How does Laforin cause epilepsy?
Lafora progressive myoclonus epilepsy can be caused by mutations in either the EPM2A gene or the NHLRC1 gene. These genes provide instructions for making proteins called laforin and malin, respectively. Laforin and malin play a critical role in the survival of nerve cells (neurons) in the brain .
What are the symptoms of Lafora disease?
The first 2–3 years of Lafora disease are characterized by the following symptoms:
- Grand mal seizures.
- Staring spells and/or absence seizures.
- Drop in school performance.
- Drop attacks.
What does a myoclonic seizure feel like?
A myoclonic seizure is where some or all of your body suddenly twitches or jerks, like you’ve had an electric shock. They often happen soon after waking up. Myoclonic seizures usually only last a fraction of a second, but several can sometimes occur in a short space of time. You normally remain awake during them.
What are treatments for Lafora disease?
Currently, AEDs are the only available treatments that control the severity and frequency of seizures and myoclonus to some degree in patients with Lafora disease. Among these drugs, valproic acid is the mainstay.
What triggers myoclonic seizures?

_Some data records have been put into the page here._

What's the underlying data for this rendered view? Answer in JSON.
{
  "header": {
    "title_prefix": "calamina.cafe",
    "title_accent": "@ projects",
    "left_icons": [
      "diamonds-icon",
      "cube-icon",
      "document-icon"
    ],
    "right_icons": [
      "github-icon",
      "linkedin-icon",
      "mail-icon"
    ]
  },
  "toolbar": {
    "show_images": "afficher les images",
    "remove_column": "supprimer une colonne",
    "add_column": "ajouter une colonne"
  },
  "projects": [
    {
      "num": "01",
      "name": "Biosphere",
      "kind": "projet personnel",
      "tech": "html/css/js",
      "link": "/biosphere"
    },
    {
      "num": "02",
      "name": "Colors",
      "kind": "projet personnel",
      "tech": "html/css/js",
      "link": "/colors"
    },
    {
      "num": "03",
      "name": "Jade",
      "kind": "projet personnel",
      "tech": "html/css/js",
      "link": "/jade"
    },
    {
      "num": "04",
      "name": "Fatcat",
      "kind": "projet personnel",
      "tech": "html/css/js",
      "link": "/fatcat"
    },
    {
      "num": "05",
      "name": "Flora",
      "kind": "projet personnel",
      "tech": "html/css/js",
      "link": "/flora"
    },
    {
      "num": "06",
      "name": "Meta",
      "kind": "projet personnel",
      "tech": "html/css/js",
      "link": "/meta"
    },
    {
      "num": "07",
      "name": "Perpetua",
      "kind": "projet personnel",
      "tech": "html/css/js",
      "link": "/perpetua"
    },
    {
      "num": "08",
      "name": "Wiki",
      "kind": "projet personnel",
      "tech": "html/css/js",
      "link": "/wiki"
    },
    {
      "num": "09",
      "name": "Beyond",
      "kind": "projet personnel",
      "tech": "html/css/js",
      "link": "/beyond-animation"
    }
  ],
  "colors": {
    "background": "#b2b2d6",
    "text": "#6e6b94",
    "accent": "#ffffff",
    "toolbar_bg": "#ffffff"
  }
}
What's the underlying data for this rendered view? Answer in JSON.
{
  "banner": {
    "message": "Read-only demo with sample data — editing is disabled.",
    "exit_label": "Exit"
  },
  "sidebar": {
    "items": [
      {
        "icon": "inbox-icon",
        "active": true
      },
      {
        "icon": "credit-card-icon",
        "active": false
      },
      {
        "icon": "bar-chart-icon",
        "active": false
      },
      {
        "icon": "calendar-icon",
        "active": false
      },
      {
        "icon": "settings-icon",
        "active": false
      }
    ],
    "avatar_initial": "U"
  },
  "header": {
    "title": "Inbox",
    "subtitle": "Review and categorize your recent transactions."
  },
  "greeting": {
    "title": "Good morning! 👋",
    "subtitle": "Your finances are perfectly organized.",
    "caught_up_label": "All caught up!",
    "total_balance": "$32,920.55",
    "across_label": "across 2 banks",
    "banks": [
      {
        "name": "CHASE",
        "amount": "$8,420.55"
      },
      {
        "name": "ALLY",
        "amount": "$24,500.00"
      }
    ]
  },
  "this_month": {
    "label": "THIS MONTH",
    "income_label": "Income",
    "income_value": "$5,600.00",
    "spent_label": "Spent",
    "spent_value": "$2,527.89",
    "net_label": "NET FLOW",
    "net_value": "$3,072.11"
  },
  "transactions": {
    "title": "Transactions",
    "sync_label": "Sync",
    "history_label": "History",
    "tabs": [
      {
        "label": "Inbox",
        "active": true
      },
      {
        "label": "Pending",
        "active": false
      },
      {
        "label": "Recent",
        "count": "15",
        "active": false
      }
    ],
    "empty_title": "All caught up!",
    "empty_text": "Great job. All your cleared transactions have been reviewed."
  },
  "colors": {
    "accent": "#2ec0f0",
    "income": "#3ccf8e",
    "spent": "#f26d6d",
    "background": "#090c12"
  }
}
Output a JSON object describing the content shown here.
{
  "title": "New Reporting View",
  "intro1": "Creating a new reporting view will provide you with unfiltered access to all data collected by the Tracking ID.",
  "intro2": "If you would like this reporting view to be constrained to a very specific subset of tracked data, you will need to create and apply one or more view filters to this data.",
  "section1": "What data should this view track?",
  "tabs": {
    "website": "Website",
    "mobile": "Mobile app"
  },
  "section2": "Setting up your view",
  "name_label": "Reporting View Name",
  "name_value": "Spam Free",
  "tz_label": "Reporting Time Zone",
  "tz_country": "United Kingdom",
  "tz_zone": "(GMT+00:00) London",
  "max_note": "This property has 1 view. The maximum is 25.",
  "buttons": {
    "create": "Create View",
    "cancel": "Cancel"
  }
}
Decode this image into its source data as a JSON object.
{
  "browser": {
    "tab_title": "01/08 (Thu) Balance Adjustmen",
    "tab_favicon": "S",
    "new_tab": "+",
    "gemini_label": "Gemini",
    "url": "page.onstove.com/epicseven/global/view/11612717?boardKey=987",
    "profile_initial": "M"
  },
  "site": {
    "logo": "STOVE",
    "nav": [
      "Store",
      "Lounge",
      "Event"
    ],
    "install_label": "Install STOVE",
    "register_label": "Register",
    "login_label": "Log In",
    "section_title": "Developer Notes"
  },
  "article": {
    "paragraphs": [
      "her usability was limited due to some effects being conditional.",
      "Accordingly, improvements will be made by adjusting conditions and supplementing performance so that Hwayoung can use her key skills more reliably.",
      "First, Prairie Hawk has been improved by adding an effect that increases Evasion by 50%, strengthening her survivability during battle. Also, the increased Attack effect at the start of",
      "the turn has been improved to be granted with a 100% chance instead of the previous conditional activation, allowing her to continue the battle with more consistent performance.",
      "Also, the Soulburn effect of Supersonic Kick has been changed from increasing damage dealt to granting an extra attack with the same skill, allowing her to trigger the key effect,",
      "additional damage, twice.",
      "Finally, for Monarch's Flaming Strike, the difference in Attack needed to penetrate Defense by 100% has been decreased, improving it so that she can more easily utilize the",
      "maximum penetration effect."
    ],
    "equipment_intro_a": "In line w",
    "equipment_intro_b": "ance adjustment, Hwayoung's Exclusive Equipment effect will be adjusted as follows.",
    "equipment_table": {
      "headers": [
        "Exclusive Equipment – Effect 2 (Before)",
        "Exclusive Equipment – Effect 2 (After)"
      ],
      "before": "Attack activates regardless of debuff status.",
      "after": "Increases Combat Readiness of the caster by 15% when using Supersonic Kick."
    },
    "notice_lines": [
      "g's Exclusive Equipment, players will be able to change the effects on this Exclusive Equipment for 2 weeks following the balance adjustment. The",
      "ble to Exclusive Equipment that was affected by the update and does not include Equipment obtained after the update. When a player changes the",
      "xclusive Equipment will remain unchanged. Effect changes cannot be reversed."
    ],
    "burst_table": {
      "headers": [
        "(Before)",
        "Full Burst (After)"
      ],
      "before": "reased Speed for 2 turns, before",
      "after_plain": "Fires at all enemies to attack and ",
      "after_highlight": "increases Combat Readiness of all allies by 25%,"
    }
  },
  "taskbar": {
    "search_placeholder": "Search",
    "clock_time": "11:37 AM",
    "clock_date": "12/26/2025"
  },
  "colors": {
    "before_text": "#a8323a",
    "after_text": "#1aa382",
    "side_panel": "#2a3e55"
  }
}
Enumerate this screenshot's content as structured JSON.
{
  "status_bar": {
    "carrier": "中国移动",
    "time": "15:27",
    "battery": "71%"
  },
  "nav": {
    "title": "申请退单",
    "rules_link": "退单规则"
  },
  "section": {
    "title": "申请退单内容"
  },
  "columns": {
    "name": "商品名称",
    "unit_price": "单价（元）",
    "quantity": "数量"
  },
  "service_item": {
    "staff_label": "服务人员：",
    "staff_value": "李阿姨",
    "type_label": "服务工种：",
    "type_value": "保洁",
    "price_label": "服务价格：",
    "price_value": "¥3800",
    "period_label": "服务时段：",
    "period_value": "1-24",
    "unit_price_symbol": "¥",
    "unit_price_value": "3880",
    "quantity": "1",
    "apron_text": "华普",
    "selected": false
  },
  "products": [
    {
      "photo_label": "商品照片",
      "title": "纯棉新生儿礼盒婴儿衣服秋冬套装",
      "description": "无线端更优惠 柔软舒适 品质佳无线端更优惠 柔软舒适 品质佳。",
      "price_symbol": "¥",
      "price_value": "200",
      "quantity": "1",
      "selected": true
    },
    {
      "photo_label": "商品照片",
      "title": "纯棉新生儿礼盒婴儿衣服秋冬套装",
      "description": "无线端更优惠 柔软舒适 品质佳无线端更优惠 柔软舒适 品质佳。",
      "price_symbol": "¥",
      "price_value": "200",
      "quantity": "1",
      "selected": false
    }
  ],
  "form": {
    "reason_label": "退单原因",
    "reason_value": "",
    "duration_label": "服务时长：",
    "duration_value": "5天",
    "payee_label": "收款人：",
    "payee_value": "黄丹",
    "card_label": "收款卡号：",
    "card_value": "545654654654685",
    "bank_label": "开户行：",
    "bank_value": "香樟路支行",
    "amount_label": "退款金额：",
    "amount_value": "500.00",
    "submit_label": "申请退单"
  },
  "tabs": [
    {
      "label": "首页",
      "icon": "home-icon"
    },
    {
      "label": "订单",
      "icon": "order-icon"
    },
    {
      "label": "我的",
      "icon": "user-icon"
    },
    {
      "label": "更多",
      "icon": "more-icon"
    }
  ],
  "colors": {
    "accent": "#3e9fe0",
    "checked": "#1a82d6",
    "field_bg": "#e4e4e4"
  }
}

Myoclonic seizures are caused by abnormal electrical activity in the brain, which triggers the myoclonic muscle movements. Often, they are exacerbated by tiredness, alcohol, fevers, infections, photic (light) stimulation, or stress.